When Tiffin Asha made the jump from top-notch food cart to understatedly gorgeous brick-and-mortar restaurant, the only loss was the cart’s eggy breakfast versions of the menu’s South Indian delights. Well, that’s finally changed, at least on Sundays: The enormous sourdough flatbread is still the star, especially now that the cart-favorite bacon and egg version is back. But it’s joined by rarer fare, like colorfully seasoned and spiced peanutty upma porridge, or spongy appam pancake. But even if this brunch was just the savory spice-dusted doughnut-like vada holes served with Tiffin Asha’s house chai, chicory coffee, or banana lassi, it would be a slam dunk. Don’t sleep on the mimosas, either, especially if the ginger mint one is on the menu. THOMAS ROSS Brunch hours: Sun 11 am-3 pm, $$

Accanto | 2838 SE Belmont

Accanto is where you should go for brunch if you’re feeling extremely fancy. This is not the place if you want flapjacks and bloodies done okay—it’s where you go if you want to sip daintily from a tall flute of tart, fizzy Le Contesse prosecco instead of a mimosa; it’s where you go if you want chicory with your veggies and fritto misto for breakfast. Speaking of which: The fritto misto is a salty, crunchy delight. It’s the fanciest fried food ever and I could imagine sponging up a hangover with it. The salt is for rehydration! (I’m not a doctor.) Do you have a fancy date who likes fancy things? Do you want to feel sophisticated as you eat wonderful food while a Smog song plays in the background at just the right volume? Go here. MEGAN BURBANK Brunch hours: Sat & Sun 10 am-2 pm, $$$

La Moule | 2500 SE Clinton

There is no richer menu in Portland than the one at La Moule. In addition to mussels as many ways as you can imagine, the dinner menu tucks you in, reads you a story, then creeps out, leaving the door open a crack and the hall light on. So it’s maybe not surprising that the Sunday brunch menu... well, does the same. Get ready for a nap after their moules or oysters, poutine in beery gravy and topped with an egg, or an opulent Belgian waffle that seems to have time-traveled from the court of some French monarch. La Moule is home to one of the finest cocktail menus in the city (and its bloody mary can hold its own against any of the food), but some effervescence is also welcome on Sunday morning, and La Moule is prepared: Bivalves and bubbles, what more could you need? TR Brunch hours: Sun 10 am-2 pm, $$

Tasty n Alder / Tasty n Sons | 580 SW 12th; 3808 N Williams

Much has been written about the lofty heights obtained by Tasty n Sons and its equally prodigious child, Tasty n Alder. Its chocolate potato doughnuts and shakshuka are things of legend, as well as their radicchio salad, Auntie Paula’s French Toast, and their Korean fried chicken with house kimchi and eggs.

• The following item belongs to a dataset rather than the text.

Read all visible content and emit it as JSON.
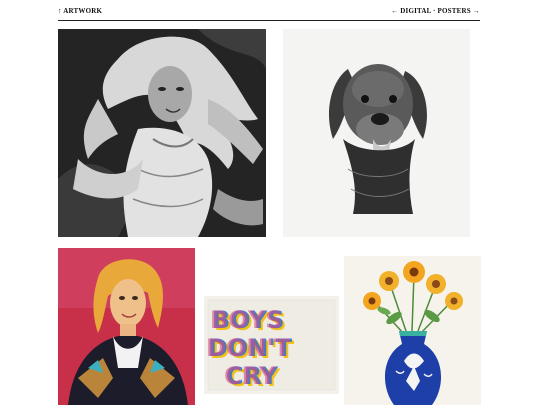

But there’s so much good to be found in the outer reaches of their menu as well, including the Tasty Steak Cheddar and Eggs, which is served in a skillet atop a cornmeal pancake drenched in jalapeño butter. Mixing bites of Creekstone steak, impossibly fluffy and fresh cheesy eggs, and the aforementioned pancake yields a different taste each time—all decadent, all delicious. For exploratory reasons alone, the line is most certainly worth the wait. WM. STEVEN HUMPHREY Brunch hours: Daily 9 am-2 pm (Alder), Daily 9 am-2:30 pm (Sons), $$$

Verdigris | 1315 NE Fremont

If you’re spending an hour cooking eggs in a sous vide tank, you’re taking brunch seriously. The result could be awfully affected, but this neighborhood French-inspired restaurant is more playful, as well as being surprisingly affordable. Dishes can have a rustic feel: A white bean cassoulet, with sausages, topped with fried eggs is long on flavor and just like your grandmother used to make—if she happened to come from Languedoc. They don’t price-gouge on the drinks either, so start the day with a white port and tonic. MS Brunch hours: Tues-Sun 9 am-2 pm, $$